--- Exercise instructions ---
Search term "text": copy each line of the data containing it.

--- Page and application data records ---
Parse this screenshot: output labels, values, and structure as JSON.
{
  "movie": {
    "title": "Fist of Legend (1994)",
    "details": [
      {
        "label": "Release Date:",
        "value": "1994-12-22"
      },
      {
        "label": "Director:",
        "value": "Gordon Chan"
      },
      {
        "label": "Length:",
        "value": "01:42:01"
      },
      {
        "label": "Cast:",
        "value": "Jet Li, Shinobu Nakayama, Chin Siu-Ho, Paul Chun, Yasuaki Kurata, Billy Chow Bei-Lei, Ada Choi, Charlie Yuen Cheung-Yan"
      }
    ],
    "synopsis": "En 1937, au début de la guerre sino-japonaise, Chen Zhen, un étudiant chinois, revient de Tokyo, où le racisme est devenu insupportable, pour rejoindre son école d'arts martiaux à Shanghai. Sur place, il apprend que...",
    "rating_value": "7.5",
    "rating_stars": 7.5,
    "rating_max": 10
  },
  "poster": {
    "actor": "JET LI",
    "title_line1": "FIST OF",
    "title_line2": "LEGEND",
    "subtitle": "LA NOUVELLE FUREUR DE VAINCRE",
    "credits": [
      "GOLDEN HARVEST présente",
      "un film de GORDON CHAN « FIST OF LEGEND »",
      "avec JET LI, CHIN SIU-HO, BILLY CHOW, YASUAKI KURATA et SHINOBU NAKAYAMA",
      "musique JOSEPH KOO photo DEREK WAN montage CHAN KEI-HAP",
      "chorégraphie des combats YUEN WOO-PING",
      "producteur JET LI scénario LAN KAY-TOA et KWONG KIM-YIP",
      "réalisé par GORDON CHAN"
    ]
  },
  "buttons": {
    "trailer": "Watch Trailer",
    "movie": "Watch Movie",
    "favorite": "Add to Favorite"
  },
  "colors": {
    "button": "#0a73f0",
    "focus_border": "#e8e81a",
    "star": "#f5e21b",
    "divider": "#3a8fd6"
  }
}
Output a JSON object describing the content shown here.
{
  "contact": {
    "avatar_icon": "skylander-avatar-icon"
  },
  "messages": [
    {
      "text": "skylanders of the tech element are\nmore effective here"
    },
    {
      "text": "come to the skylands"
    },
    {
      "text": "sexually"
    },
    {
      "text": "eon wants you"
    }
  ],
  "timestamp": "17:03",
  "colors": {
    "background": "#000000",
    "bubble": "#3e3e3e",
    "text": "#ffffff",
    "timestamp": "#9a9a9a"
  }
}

--- Solution to this problem ---
      "text": "skylanders of the tech element are\nmore effective here"
      "text": "come to the skylands"
      "text": "sexually"
      "text": "eon wants you"
    "text": "#ffffff",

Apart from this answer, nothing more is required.